Thailand yesterday set new elections for July 20 to try to end a deadly six-month political crisis, even as legal challenges threaten to force Prime Minister Yingluck Shinawatra out of office.
The nation, riven by years of political unrest, has been without a properly functioning government since December, causing policy paralysis that has sapped the strength of its once-buoyant economy.
Yingluck is pinning her hopes on re-election to shore up her legitimacy following months of mass street protests seeking her resignation to make way for an unelected "neutral" prime minister to implement anti-corruption reforms.
A general election in February was voided after demonstrators disrupted voting.
The backdrop is an eight-year struggle between a royalist establishment -- backed by parts of the judiciary and the military -- and Yingluck's billionaire family, which has traditionally enjoyed strong support in northern Thailand.

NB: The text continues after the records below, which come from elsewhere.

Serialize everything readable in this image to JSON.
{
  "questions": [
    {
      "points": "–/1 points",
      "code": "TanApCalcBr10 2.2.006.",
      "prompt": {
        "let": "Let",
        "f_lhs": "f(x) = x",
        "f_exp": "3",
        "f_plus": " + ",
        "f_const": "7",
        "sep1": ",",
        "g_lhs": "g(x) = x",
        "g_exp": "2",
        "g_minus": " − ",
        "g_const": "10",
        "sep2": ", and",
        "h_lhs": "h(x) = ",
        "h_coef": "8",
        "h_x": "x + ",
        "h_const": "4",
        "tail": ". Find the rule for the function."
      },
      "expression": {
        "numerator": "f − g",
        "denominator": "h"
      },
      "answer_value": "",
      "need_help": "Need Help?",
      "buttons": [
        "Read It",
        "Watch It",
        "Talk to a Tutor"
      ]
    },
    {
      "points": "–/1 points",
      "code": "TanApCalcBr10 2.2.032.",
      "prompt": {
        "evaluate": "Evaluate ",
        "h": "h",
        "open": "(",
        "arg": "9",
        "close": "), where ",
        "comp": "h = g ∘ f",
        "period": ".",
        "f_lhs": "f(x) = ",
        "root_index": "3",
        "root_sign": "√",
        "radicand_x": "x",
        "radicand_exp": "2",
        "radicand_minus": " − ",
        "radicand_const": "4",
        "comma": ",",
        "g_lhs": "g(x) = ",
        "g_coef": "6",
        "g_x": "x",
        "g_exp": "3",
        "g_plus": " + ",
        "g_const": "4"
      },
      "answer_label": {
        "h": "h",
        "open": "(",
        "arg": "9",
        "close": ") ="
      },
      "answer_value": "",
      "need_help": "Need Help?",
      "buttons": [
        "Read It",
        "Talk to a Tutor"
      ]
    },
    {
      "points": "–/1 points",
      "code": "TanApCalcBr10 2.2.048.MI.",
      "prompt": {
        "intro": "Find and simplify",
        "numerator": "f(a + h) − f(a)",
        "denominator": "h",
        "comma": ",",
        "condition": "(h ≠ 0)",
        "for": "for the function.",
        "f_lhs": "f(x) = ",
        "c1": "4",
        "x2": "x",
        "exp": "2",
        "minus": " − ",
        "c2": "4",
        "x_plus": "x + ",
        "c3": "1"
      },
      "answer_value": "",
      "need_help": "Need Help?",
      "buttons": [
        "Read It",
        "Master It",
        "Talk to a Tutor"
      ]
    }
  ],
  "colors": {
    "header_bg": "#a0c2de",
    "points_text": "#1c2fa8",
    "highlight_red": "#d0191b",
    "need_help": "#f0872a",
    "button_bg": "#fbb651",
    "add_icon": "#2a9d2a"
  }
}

Twenty-five people have been killed and hundreds wounded, including many anti-government protesters, in grenade attacks and shootings in recent months.

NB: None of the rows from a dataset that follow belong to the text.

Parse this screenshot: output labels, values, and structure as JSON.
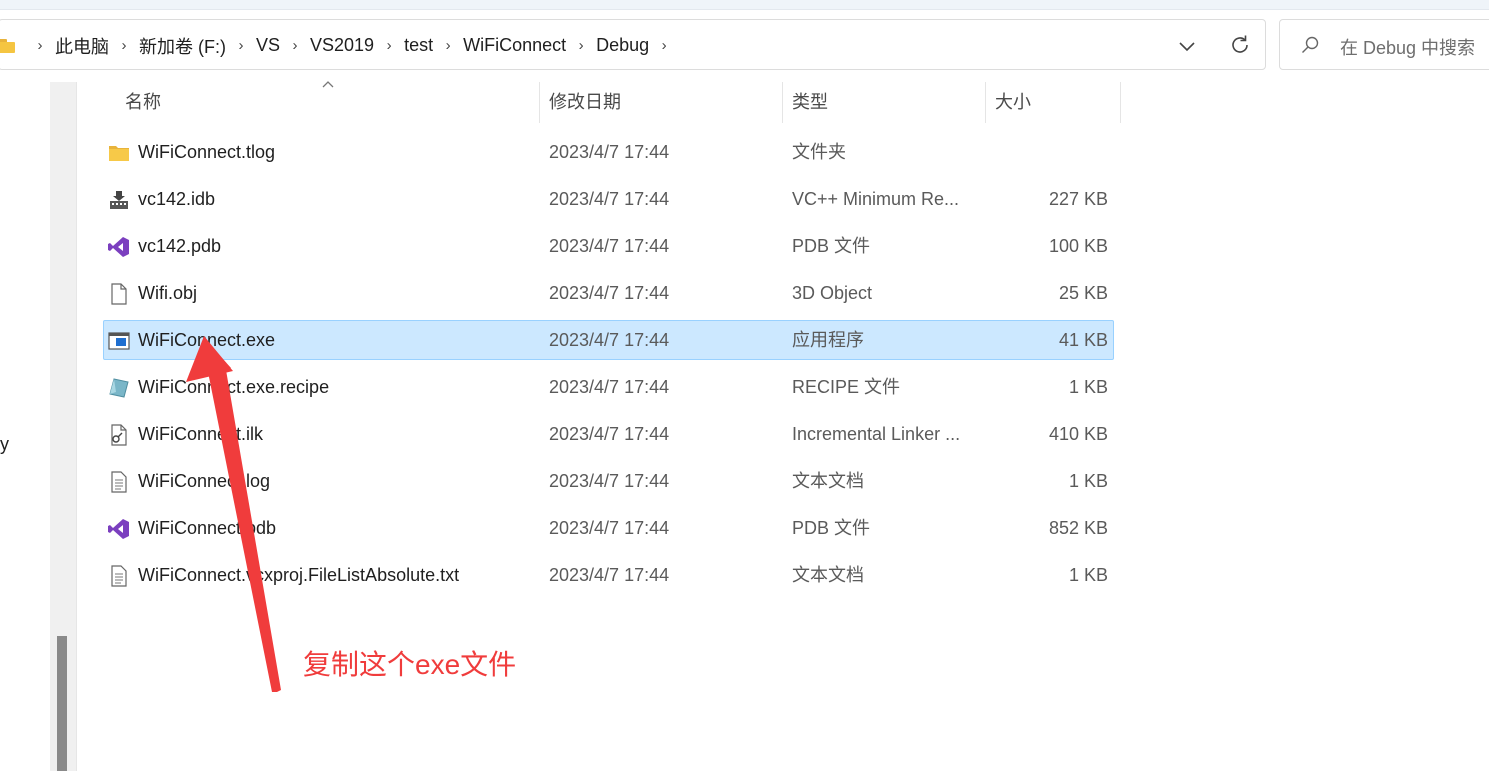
{
  "breadcrumb": {
    "items": [
      "此电脑",
      "新加卷 (F:)",
      "VS",
      "VS2019",
      "test",
      "WiFiConnect",
      "Debug"
    ]
  },
  "search": {
    "placeholder": "在 Debug 中搜索"
  },
  "nav": {
    "clipped_text": "y"
  },
  "columns": {
    "name": "名称",
    "date": "修改日期",
    "type": "类型",
    "size": "大小"
  },
  "files": [
    {
      "name": "WiFiConnect.tlog",
      "date": "2023/4/7 17:44",
      "type": "文件夹",
      "size": "",
      "icon": "folder-icon"
    },
    {
      "name": "vc142.idb",
      "date": "2023/4/7 17:44",
      "type": "VC++ Minimum Re...",
      "size": "227 KB",
      "icon": "idb-file-icon"
    },
    {
      "name": "vc142.pdb",
      "date": "2023/4/7 17:44",
      "type": "PDB 文件",
      "size": "100 KB",
      "icon": "visual-studio-icon"
    },
    {
      "name": "Wifi.obj",
      "date": "2023/4/7 17:44",
      "type": "3D Object",
      "size": "25 KB",
      "icon": "blank-file-icon"
    },
    {
      "name": "WiFiConnect.exe",
      "date": "2023/4/7 17:44",
      "type": "应用程序",
      "size": "41 KB",
      "icon": "exe-app-icon",
      "selected": true
    },
    {
      "name": "WiFiConnect.exe.recipe",
      "date": "2023/4/7 17:44",
      "type": "RECIPE 文件",
      "size": "1 KB",
      "icon": "recipe-file-icon"
    },
    {
      "name": "WiFiConnect.ilk",
      "date": "2023/4/7 17:44",
      "type": "Incremental Linker ...",
      "size": "410 KB",
      "icon": "ilk-file-icon"
    },
    {
      "name": "WiFiConnect.log",
      "date": "2023/4/7 17:44",
      "type": "文本文档",
      "size": "1 KB",
      "icon": "text-file-icon"
    },
    {
      "name": "WiFiConnect.pdb",
      "date": "2023/4/7 17:44",
      "type": "PDB 文件",
      "size": "852 KB",
      "icon": "visual-studio-icon"
    },
    {
      "name": "WiFiConnect.vcxproj.FileListAbsolute.txt",
      "date": "2023/4/7 17:44",
      "type": "文本文档",
      "size": "1 KB",
      "icon": "text-file-icon"
    }
  ],
  "annotation": {
    "text": "复制这个exe文件",
    "color": "#f03c3c"
  },
  "colors": {
    "selection": "#cce8ff",
    "selection_border": "#99d1ff",
    "folder": "#f5c541",
    "vs_purple": "#7b3fbf"
  }
}
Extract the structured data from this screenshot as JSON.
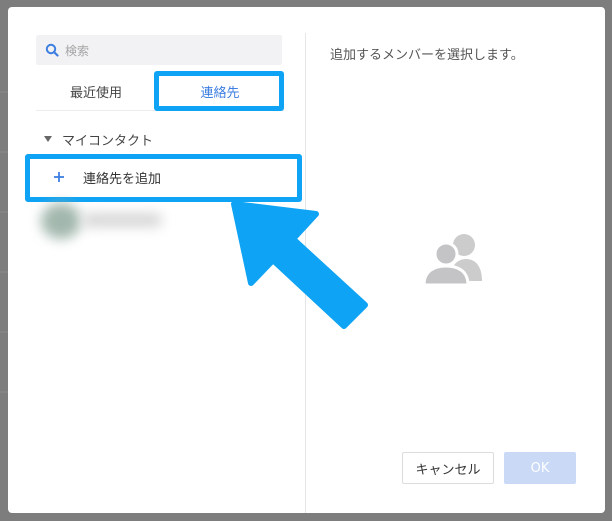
{
  "search": {
    "placeholder": "検索"
  },
  "tabs": [
    {
      "label": "最近使用",
      "active": false
    },
    {
      "label": "連絡先",
      "active": true
    }
  ],
  "contacts": {
    "group_label": "マイコンタクト",
    "add_label": "連絡先を追加"
  },
  "right_panel": {
    "instruction": "追加するメンバーを選択します。"
  },
  "buttons": {
    "cancel": "キャンセル",
    "ok": "OK"
  },
  "colors": {
    "highlight": "#0ea3f5",
    "tab_active": "#3d7fe0",
    "ok_disabled": "#c9d9f6"
  }
}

Whether Yingluck's name will be on the ballot papers on July 20 remains unclear as she faces two legal cases that could see her suspended from office and banned from politics within weeks.
The Election Commission (EC), which agreed on the July 20 poll date in talks with Yingluck, has been accused by government supporters of siding with the opposition.